▶ [Problem statement] Could you filter the material and copy every line where the word "Ctrl" occurs?

▶ [Supplied material]
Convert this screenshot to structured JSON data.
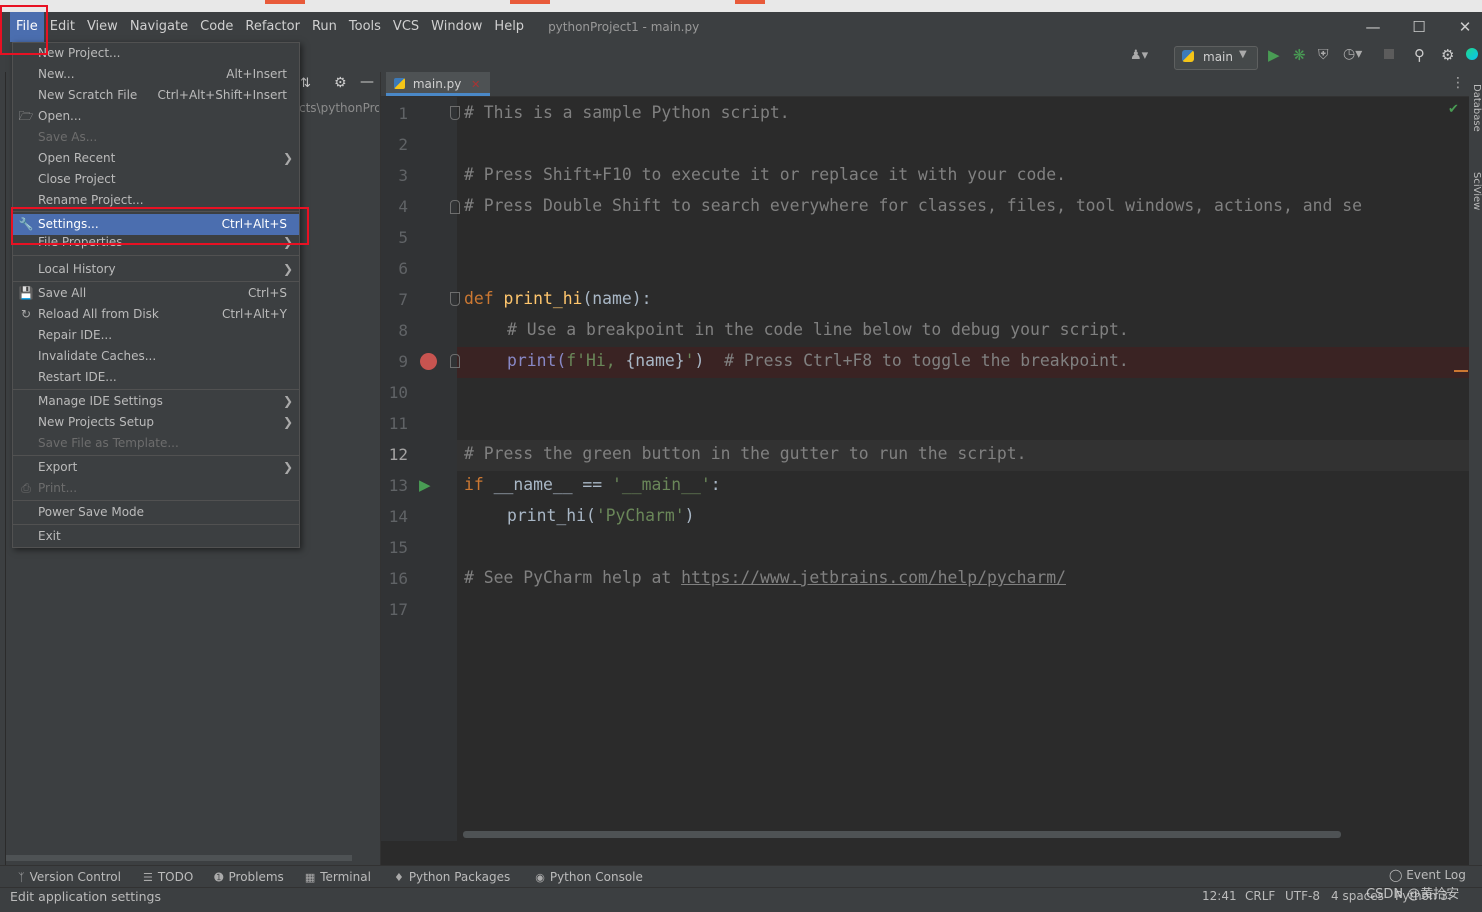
{
  "menubar": {
    "items": [
      "File",
      "Edit",
      "View",
      "Navigate",
      "Code",
      "Refactor",
      "Run",
      "Tools",
      "VCS",
      "Window",
      "Help"
    ],
    "window_title": "pythonProject1 - main.py"
  },
  "toolbar": {
    "run_config": "main"
  },
  "project_panel": {
    "path_fragment": "cts\\pythonPro"
  },
  "editor": {
    "tab_label": "main.py",
    "line_numbers": [
      "1",
      "2",
      "3",
      "4",
      "5",
      "6",
      "7",
      "8",
      "9",
      "10",
      "11",
      "12",
      "13",
      "14",
      "15",
      "16",
      "17"
    ],
    "lines": {
      "l1": "# This is a sample Python script.",
      "l3": "# Press Shift+F10 to execute it or replace it with your code.",
      "l4": "# Press Double Shift to search everywhere for classes, files, tool windows, actions, and se",
      "l7_kw": "def",
      "l7_fn": "print_hi",
      "l7_rest": "(name):",
      "l8": "# Use a breakpoint in the code line below to debug your script.",
      "l9_call": "print(",
      "l9_str1": "f'Hi, ",
      "l9_expr": "{name}",
      "l9_str2": "'",
      "l9_close": ")",
      "l9_cmt": "# Press Ctrl+F8 to toggle the breakpoint.",
      "l12": "# Press the green button in the gutter to run the script.",
      "l13_kw": "if",
      "l13_mid": " __name__ == ",
      "l13_str": "'__main__'",
      "l13_end": ":",
      "l14_call": "print_hi(",
      "l14_str": "'PyCharm'",
      "l14_end": ")",
      "l16_cmt": "# See PyCharm help at ",
      "l16_link": "https://www.jetbrains.com/help/pycharm/"
    }
  },
  "file_menu": {
    "new_project": "New Project...",
    "new": "New...",
    "new_sc": "Alt+Insert",
    "new_scratch": "New Scratch File",
    "new_scratch_sc": "Ctrl+Alt+Shift+Insert",
    "open": "Open...",
    "save_as": "Save As...",
    "open_recent": "Open Recent",
    "close_project": "Close Project",
    "rename_project": "Rename Project...",
    "settings": "Settings...",
    "settings_sc": "Ctrl+Alt+S",
    "file_properties": "File Properties",
    "local_history": "Local History",
    "save_all": "Save All",
    "save_all_sc": "Ctrl+S",
    "reload": "Reload All from Disk",
    "reload_sc": "Ctrl+Alt+Y",
    "repair_ide": "Repair IDE...",
    "invalidate": "Invalidate Caches...",
    "restart": "Restart IDE...",
    "manage_ide": "Manage IDE Settings",
    "new_projects_setup": "New Projects Setup",
    "save_template": "Save File as Template...",
    "export": "Export",
    "print": "Print...",
    "power_save": "Power Save Mode",
    "exit": "Exit"
  },
  "toolwindows": [
    "Version Control",
    "TODO",
    "Problems",
    "Terminal",
    "Python Packages",
    "Python Console"
  ],
  "event_log": "Event Log",
  "right_tabs": [
    "Database",
    "SciView"
  ],
  "statusbar": {
    "message": "Edit application settings",
    "position": "12:41",
    "line_sep": "CRLF",
    "encoding": "UTF-8",
    "indent": "4 spaces",
    "interpreter": "Python 3.",
    "watermark": "CSDN @黄拾安"
  },
  "colors": {
    "accent": "#4b6eaf",
    "highlight_box": "#e81123",
    "breakpoint": "#c75450",
    "run": "#499c54"
  }
}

▶ [Written solution]
      "l9_cmt": "# Press Ctrl+F8 to toggle the breakpoint.",
    "new_scratch_sc": "Ctrl+Alt+Shift+Insert",
    "settings_sc": "Ctrl+Alt+S",
    "save_all_sc": "Ctrl+S",
    "reload_sc": "Ctrl+Alt+Y",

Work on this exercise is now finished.